70th Anniversary of RAF Bomber Command Taking on Dresden

70 years ago, on Tuesday 13th February, RAF Bomber Command and Allied forces launched one of the biggest bombing raids of World War Two on the German city of Dresden.

It came during the final months of the war when the Nazis were in retreat.  Allied forces on the ground were making good progress towards Germany, and so too were the Soviet Army from the east. But Allied commanders decided to continue their bombing campaigns on major German cities in order to facilitate ground troops’ advance and to stop the German war machine.

Ever since the bombing raid took place it has been a controversial topic; questioned as unnecessary and unethical.   There is no doubt that the air force had changed forever the way wars would be fought. Air power was able to access enemy territory from a safe distance and destroy crucial military locations, transport hubs, and power supplies. The decision to go ahead with the raid is thought to have been made, in part, by Bomber Harris – the Commander in Chief of Bomber Command, and since then the controversial bombing has marred the reputation of Bomber Command.

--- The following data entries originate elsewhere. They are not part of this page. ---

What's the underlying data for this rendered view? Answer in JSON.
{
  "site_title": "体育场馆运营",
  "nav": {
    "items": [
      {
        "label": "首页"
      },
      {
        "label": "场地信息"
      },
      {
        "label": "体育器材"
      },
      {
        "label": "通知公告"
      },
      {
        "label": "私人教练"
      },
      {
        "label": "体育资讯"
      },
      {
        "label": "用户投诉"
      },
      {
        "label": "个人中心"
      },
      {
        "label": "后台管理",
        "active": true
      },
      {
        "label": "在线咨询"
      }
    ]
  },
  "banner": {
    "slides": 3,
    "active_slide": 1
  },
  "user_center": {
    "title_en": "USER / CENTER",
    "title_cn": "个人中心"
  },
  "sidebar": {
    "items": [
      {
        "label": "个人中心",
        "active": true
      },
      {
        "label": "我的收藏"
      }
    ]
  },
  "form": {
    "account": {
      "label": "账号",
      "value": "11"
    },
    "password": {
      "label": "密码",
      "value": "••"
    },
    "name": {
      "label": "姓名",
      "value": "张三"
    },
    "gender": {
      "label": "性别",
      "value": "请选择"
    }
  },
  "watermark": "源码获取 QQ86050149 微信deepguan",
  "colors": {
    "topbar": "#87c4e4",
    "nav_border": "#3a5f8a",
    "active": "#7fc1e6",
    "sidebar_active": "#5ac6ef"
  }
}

On the night of 13th February RAF Bomber Command undertook two bombing waves on Dresden. The first was made by the Five Group of squadrons based in Lincolnshire, northern England, which took their own Pathfinders with them to help locate the targets.  The second wave followed that same night; then the next day the US Eighth Air Force took over and continued to pummel the city.  Dresden was completely destroyed with around 25,000 killed, however this figure is disputed since the Nazis at the time may have exaggerated the figure for their own benefit.

The bombing of Dresden was a strategic military decision, since the city was a central hub for the Nazi’s war machine. Major military weapon and vehicle factories were based there, and it was a vital junction for the railways in Germany’s east. Once this hub was destroyed, the Germans could no longer send troops out to fight the Soviets advancing from the east, the Lincolnshire Echo reports.

In an effort to reinstate the reputation of Bomber Command the Lincolnshire Bomber Command Memorial Trust is planning to open an International Bomber Command Centre, to commemorate, recognise and remember those who fought during World War Two — in particular the air men who took part or lost their lives in the bombing raids all over Germany.  During the bombing raid of Dresden, Bomber Command lost eight aircraft, with five from Lincolnshire.

Ian Harvey

Ian Harvey is one of the authors writing for WAR HISTORY ONLINE